Many properties are coming of age and by that I mean associations. Associations have been around for 40 or so years but did not become the gold standard until 30 odd years ago. Many are now facing large bills for re-roofing, re-siding, foundation work, re-plumbing including deteriorating sewer lines, repainting, older electrical systems, out of date lighting and one of the most overlooked outgrown landscaping. One of the tools that Pilot uses is its expectation list, a simple tool in which the board suggests their priorities for the forthcoming year or two. Planning is the key. Each item of the reserve study should be carefully viewed to see when it needs next be replaced and secondly are the funds in place now to pay for its replacement. The answer to the second question is often “not yet”. Boards of directors tend without guidance, to look no further than one year when they do their annual budget, knowing perhaps that each of the directors may well not be there in the future, they tend not to think long term. Even a 5 year plan will be much more effective in bringing to light glaring gaps in finances.

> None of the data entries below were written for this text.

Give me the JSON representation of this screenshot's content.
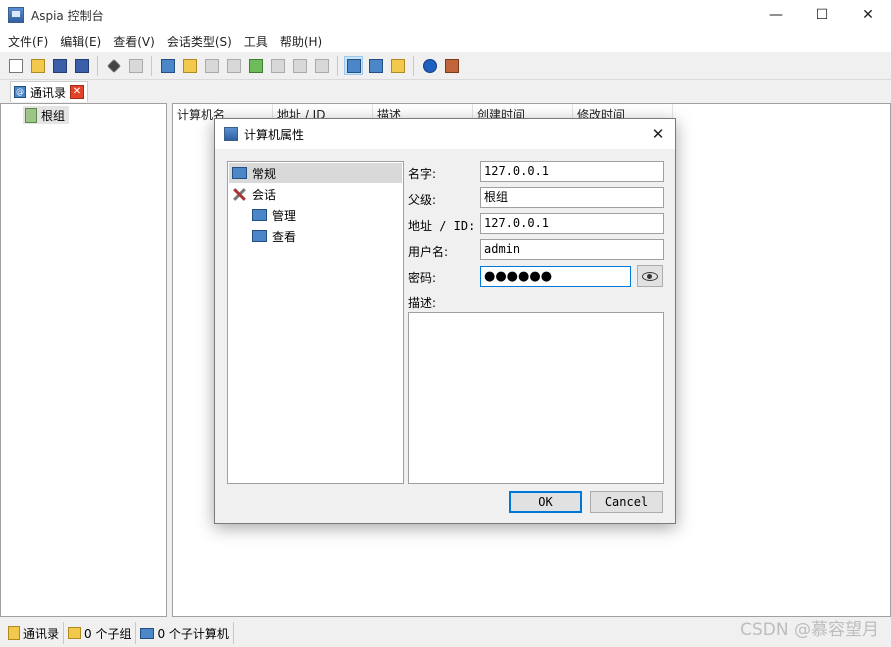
{
  "window": {
    "title": "Aspia 控制台",
    "minimize": "—",
    "maximize": "☐",
    "close": "✕"
  },
  "menu": [
    "文件(F)",
    "编辑(E)",
    "查看(V)",
    "会话类型(S)",
    "工具",
    "帮助(H)"
  ],
  "tab": {
    "label": "通讯录",
    "icon": "@",
    "close": "✕"
  },
  "tree": {
    "root": "根组"
  },
  "table": {
    "columns": [
      "计算机名",
      "地址 / ID",
      "描述",
      "创建时间",
      "修改时间"
    ]
  },
  "status": {
    "book": "通讯录",
    "groups": "0 个子组",
    "computers": "0 个子计算机"
  },
  "watermark": "CSDN @慕容望月",
  "dialog": {
    "title": "计算机属性",
    "close": "✕",
    "tree": [
      "常规",
      "会话",
      "管理",
      "查看"
    ],
    "fields": {
      "name_label": "名字:",
      "name_value": "127.0.0.1",
      "parent_label": "父级:",
      "parent_value": "根组",
      "address_label": "地址 / ID:",
      "address_value": "127.0.0.1",
      "user_label": "用户名:",
      "user_value": "admin",
      "password_label": "密码:",
      "password_value": "●●●●●●",
      "desc_label": "描述:",
      "desc_value": ""
    },
    "ok": "OK",
    "cancel": "Cancel"
  }
}
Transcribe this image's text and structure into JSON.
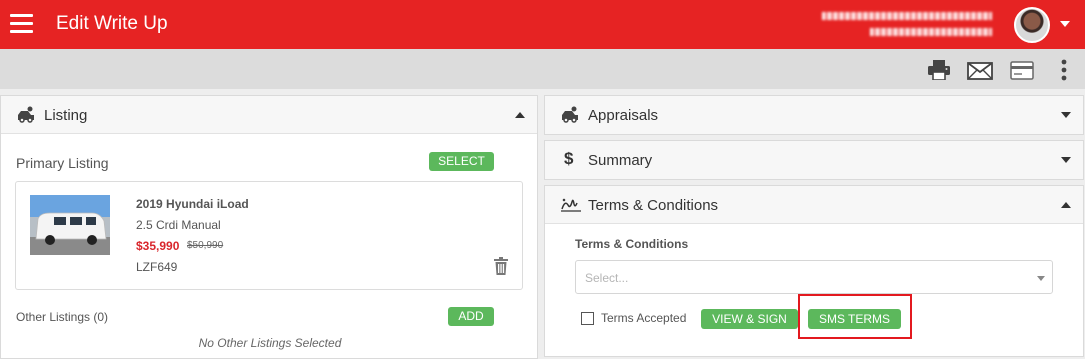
{
  "header": {
    "title": "Edit Write Up",
    "menu_icon": "hamburger-menu-icon",
    "avatar_icon": "user-avatar",
    "colors": {
      "brand": "#e62323"
    }
  },
  "toolbar": {
    "icons": [
      "print-icon",
      "email-icon",
      "payment-card-icon",
      "more-vertical-icon"
    ]
  },
  "listing": {
    "title": "Listing",
    "icon": "car-icon",
    "primary_label": "Primary Listing",
    "select_label": "SELECT",
    "vehicle": {
      "title": "2019 Hyundai iLoad",
      "trim": "2.5 Crdi Manual",
      "price": "$35,990",
      "old_price": "$50,990",
      "stock": "LZF649"
    },
    "other_label": "Other Listings (0)",
    "add_label": "ADD",
    "empty_text": "No Other Listings Selected"
  },
  "appraisals": {
    "title": "Appraisals",
    "icon": "car-icon"
  },
  "summary": {
    "title": "Summary",
    "icon": "dollar-icon"
  },
  "terms": {
    "title": "Terms & Conditions",
    "icon": "signature-icon",
    "field_label": "Terms & Conditions",
    "placeholder": "Select...",
    "accepted_label": "Terms Accepted",
    "accepted": false,
    "view_sign_label": "VIEW & SIGN",
    "sms_label": "SMS TERMS"
  }
}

The first step then is to identify those items in the capital budget that need replacement, their approximate cost and the method to be used to fund that cost. That means prioritizing the work, getting approximate bids for costs from favored vendors who are asked to provide just a rough estimate of costs not a formal bid as the work is not going to be scheduled for the time being.
Sadly most associations do not have the capital saved to fund all the replacements coming up, and so seek special assessments every time money is needed. Loans from banks are becoming more and more popular but all they really do in addition to provide jobs at the bank is load on an interest charge and an up front fee to the overall cost. That’s not to say that a loan is not actually the best method of funding a time sensitive repair or replacement rather than waiting for funds to accumulate from dues, while the condition of the item continues to deteriorate. I have always believed disclosure, in sharing this information with the membership so that everyone is aware of the future and no-one is surprised to learn how the association is planning to pay for replacement.